Source records:
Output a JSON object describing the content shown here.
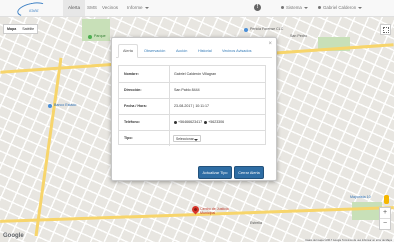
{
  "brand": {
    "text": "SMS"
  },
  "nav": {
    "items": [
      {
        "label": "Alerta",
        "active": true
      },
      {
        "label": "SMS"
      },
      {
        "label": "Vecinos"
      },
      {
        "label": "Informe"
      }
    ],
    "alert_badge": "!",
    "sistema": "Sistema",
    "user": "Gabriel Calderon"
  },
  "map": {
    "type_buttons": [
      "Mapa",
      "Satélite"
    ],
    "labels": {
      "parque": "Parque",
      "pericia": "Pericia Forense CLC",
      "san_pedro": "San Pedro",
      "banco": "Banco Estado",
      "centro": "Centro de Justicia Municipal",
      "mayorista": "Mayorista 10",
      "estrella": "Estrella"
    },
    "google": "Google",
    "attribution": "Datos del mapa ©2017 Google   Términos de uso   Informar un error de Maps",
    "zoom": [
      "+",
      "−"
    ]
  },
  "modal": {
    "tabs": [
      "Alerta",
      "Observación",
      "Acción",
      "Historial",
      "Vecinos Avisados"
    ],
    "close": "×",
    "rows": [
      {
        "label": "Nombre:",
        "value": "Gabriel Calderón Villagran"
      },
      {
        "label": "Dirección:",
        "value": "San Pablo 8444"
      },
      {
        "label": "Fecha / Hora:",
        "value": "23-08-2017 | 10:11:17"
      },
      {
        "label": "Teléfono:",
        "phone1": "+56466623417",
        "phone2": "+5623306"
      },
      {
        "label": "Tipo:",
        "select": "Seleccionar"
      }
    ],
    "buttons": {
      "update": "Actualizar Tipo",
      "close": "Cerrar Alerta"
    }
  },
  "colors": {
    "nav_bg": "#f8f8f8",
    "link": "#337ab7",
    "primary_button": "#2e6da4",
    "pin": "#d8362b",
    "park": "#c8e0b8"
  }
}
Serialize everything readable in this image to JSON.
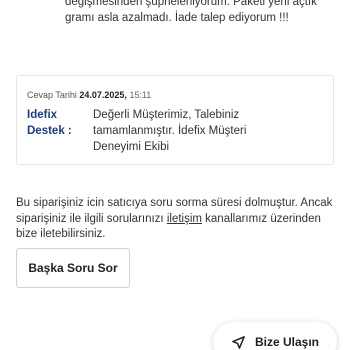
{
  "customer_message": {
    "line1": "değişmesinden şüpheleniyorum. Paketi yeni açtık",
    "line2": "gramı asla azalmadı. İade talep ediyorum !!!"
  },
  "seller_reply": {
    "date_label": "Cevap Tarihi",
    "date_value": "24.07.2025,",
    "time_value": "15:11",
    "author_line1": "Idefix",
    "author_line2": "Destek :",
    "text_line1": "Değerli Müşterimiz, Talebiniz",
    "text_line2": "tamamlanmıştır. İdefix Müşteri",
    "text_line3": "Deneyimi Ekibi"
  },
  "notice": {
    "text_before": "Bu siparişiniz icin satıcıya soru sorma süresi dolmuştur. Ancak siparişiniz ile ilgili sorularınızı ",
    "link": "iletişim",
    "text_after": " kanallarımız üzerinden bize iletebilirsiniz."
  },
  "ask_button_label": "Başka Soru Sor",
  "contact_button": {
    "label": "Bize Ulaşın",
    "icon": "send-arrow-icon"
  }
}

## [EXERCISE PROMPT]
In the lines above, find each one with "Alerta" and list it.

## [RESPONSE BELOW]
        "label": "Alerta",
      "Alerta",
      "close": "Cerrar Alerta"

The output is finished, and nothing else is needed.